Geneva, 6 October 2010. The ATLAS1 collaboration at CERN2 today officially unveiled a giant mural depicting the ATLAS particle detector, which is currently collecting data at the world’s most powerful particle accelerator, the Large Hadron Collider. Installed in a cavern 100 metres underground, the ATLAS detector is no longer open for visits. The mural, painted on the wall of an ATLAS surface building by American artist Josef Kristofoletti, is three storeys tall yet still one-third the size of the actual detector. The mural is designed to be the next best thing to seeing the detector itself.
This is not the first depiction Kristofoletti has made of the ATLAS detector: it has a smaller relative that he painted for the Redux Contemporary Art festival in South Carolina.
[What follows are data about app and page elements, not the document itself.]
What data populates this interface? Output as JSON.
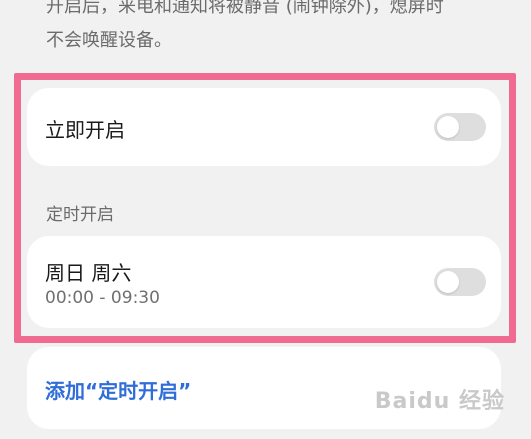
{
  "description": {
    "line1": "开启后，来电和通知将被静音 (闹钟除外)，熄屏时",
    "line2": "不会唤醒设备。"
  },
  "instant": {
    "label": "立即开启",
    "enabled": false
  },
  "schedule_section": {
    "label": "定时开启"
  },
  "schedule_item": {
    "days": "周日 周六",
    "time_range": "00:00 - 09:30",
    "enabled": false
  },
  "add_schedule": {
    "label": "添加“定时开启”"
  },
  "watermark": {
    "text": "Baidu 经验"
  },
  "colors": {
    "highlight": "#f06a92",
    "link": "#2f6ed8",
    "toggle_off": "#dedede"
  }
}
That was spotted by members of the collaboration, and resulted in the artist being invited to visit the real thing.
“We were thrilled to learn that ATLAS and particle physics had found their way into popular art,” said ATLAS physicist and outreach coordinator, Michael Barnett of the Lawrence Berkeley National Laboratory. “And it was a natural next step to bring that art to CERN.”
Inspired by the human creativity that goes into research at the frontier of knowledge, Kristofoletti was happy to accept the commission. “You just look at certain things and think, ‘wow, how are human beings able to do something so huge?’” he explained. “And that’s certainly the feeling I got from ATLAS. How is it really possible? It’s like a miracle that people are able to assemble something so complex.”
Kristofoletti explained what it is about the project that attracted him to particle physics. “What got me painting murals was working in Italy for a couple of years and seeing the frescos of the Renaissance,” he explained. “The subject of most of those works is religious mythology. When I think about the LHC, it always seems like an unprecedented cathedral of science. I think this will be a modern-day version of a Renaissance fresco. People enjoy having something that touches on both art and science. Humans have always tried to find out where we came from and where things originate, and I think that’s why this captures people’s imagination.”
CERN and the LHC have attracted considerable interest from the artistic community over recent years, and the laboratory has responded by starting to develop an artist in residence programme.
1. ATLAS is a particle physics experiment at the Large Hadron Collider at CERN. The ATLAS detector is searching for new discoveries in the head-on collisions of protons of extraordinarily high energy. ATLAS will learn about the basic forces that have shaped our Universe since the beginning of time and that will determine its fate. Among the possible unknowns are the origin of mass, extra dimensions of space, unification of fundamental forces, and evidence for dark matter candidates in the Universe. The ATLAS Collaboration is a virtual United Nations of 38 countries. The 3000 physicists come from more than 174 universities and laboratories and include 1000 students.
2. CERN, the European Organization for Nuclear Research, is the world's leading laboratory for particle physics. It has its headquarters in Geneva. At present, its Member States are Austria, Belgium, Bulgaria, the Czech Republic, Denmark, Finland, France, Germany, Greece, Hungary, Italy, the Netherlands, Norway, Poland, Portugal, Slovakia, Spain, Sweden, Switzerland and the United Kingdom. Romania is a candidate for accession. Israel is an Associate Member in the pre-stage to Membership. India, Japan, the Russian Federation, the United States of America, Turkey, the European Commission and UNESCO have Observer status.